Dec 05, 2022  
College Catalog 2022-2023 
    
College Catalog 2022-2023

MCST 276 - Marx, the Imaginary, and Neoliberalism

Cross-Listed as GERM 276 POLI 276 , and RELI 276  

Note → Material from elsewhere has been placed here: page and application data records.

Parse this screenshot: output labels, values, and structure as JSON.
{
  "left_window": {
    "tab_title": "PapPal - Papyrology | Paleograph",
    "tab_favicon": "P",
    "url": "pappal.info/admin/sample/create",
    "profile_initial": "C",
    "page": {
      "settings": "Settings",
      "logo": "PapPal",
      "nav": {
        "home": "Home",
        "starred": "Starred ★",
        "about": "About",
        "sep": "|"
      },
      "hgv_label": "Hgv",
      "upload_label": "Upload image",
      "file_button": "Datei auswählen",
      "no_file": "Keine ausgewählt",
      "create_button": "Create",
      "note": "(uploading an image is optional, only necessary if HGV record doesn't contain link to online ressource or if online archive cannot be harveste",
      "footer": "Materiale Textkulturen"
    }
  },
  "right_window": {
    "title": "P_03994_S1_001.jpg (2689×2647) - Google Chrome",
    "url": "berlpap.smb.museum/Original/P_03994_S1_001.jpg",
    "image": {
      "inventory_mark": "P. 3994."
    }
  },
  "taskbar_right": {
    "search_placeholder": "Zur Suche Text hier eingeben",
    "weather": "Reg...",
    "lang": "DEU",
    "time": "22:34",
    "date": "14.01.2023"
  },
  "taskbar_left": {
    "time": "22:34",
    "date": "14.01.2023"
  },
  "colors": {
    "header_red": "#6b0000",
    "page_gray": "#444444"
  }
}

All readings and class taught in English; no pre-knowledge required. Marx’s contribution to the theorization of the function of the imaginary in both the constitution of subjectivity and the mechanisms of politics and economy-usually referred to as ideology-cannot be overestimated. The first part of this course traces Marx’s gradual conceptualization of the imaginary throughout his work, from the Critique of German Ideology to Capital, while exploring how the imaginary enabled Marx’s discovery of three further crucial concepts: structure, the unconscious, and the symptom. All these concepts became instrumental in the development of psychoanalysis and other new fields of knowledge, such as cultural analysis and the analysis of ideology. In addition to Marx’s own work, we shall pursue its further development in later influential thinkers and cultural critics, such as Louis Althusser, Étienne Balibar, and Slavoj Žižek (as an example of applied cultural and film analysis). In the second part of the course, we shall address the claim that in the era of neoliberalism Marx’s theory is no longer relevant. While focusing on the specific employment of the imaginary in the logic and central mechanisms of neoliberalism, we shall also examine McKenzie Wark’s claim in her Capital Is Dead: Is This Something Worse? that today Marx’s theory is obsolete. Offered occasionally. (4 Credits)